2) MonomersA monomer (from Greek mono "one" and meros "part") is an atom or a small molecule that may bind chemically to other monomers to form a polymer. Some examples include vinyls and shorter acrylate molecules. Monomers may typically constitute 10 to 40% of the photopolymer.
3) Photo initiatorsPhoto initiators are molecules that can be split into two or more parts by exposure to light. At least one of these parts is capable of reacting with both the monomers and binders to link them together. Photo initiators are only sensitive to specific wavelengths of light.
The free-radical photo polymerization process
Photo initiator molecules, Pi, which are mixed with the monomers, M, are exposed to a UV source of actinic photons, with energy of h . The photo initiators absorb some of the photons and are in an excited state.
Some of these are converted into reactive initiator molecules, P, after undergoing several complex chemical energy transformation steps. These molecules then react with a monomer molecule to form a polymerization initiating molecule, PM.
This is the chain initiation step.
Once activated, additional monomer molecules go on to react in the chain propagation step, forming longer molecules, PMMM until a chain inhibition process terminates the polymerization reaction.
Advantages and DisadvantagesThe main advantages of using SLA are:(1) Round the clock operation. The SLA can be used continuously and nattended round the clock.(2) Good user support. The computerized process serves as a good ser support.(3) Build volumes. The different SLA machines have build volumes ranging from small to large to suit the needs of different users.(4) Good accuracy. The SLA has good accuracy and can thus be used or many application areas.(5) Surface finish. The SLA can obtain one of the best surface finishes amongst RP technologies.
(6) Wide range of materials. There is a wide range of materials, from general-purpose materials to specialty materials for specificapplications.The main disadvantages of using SLA are:(1) Requires support structures. Structures that have overhangs and undercuts must have supports that are designed and fabricated together with the main structure.(2) Requires post-processing. Post-processing includes removal of supports and other unwanted materials, which is tedious, time consuming and can damage the model.(3) Requires post-curing. Post-curing may be needed to cure the object completely and ensure the integrity of the structure.

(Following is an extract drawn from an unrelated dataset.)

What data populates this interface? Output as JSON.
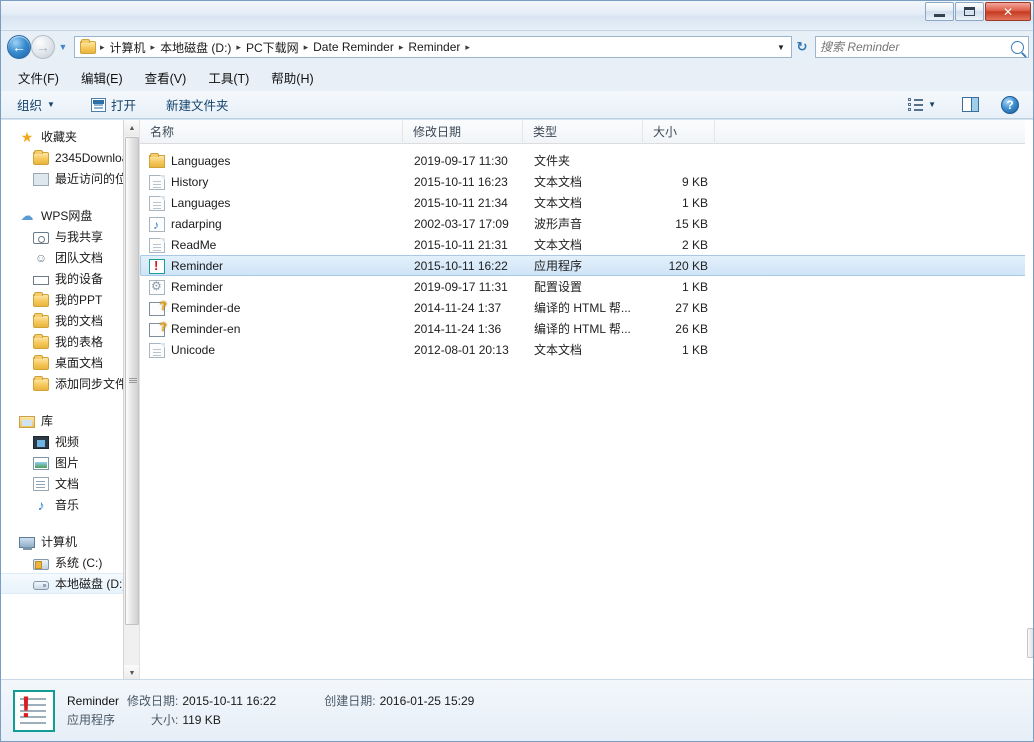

ApplicationsThe SLA technology provide methods for reducing time to market, lowering product development costs, gaining greater control of their design process and improving product design. (1) Models for conceptualization(an elaborated concept), packaging and presentation.(2) Prototypes for design, analysis, verify ,functional testing.(3) Parts for prototype tooling and low volume production tooling.(4) Investment casting, sand casting and molding.(5) Tools for fixture and tooling design, and production tooling.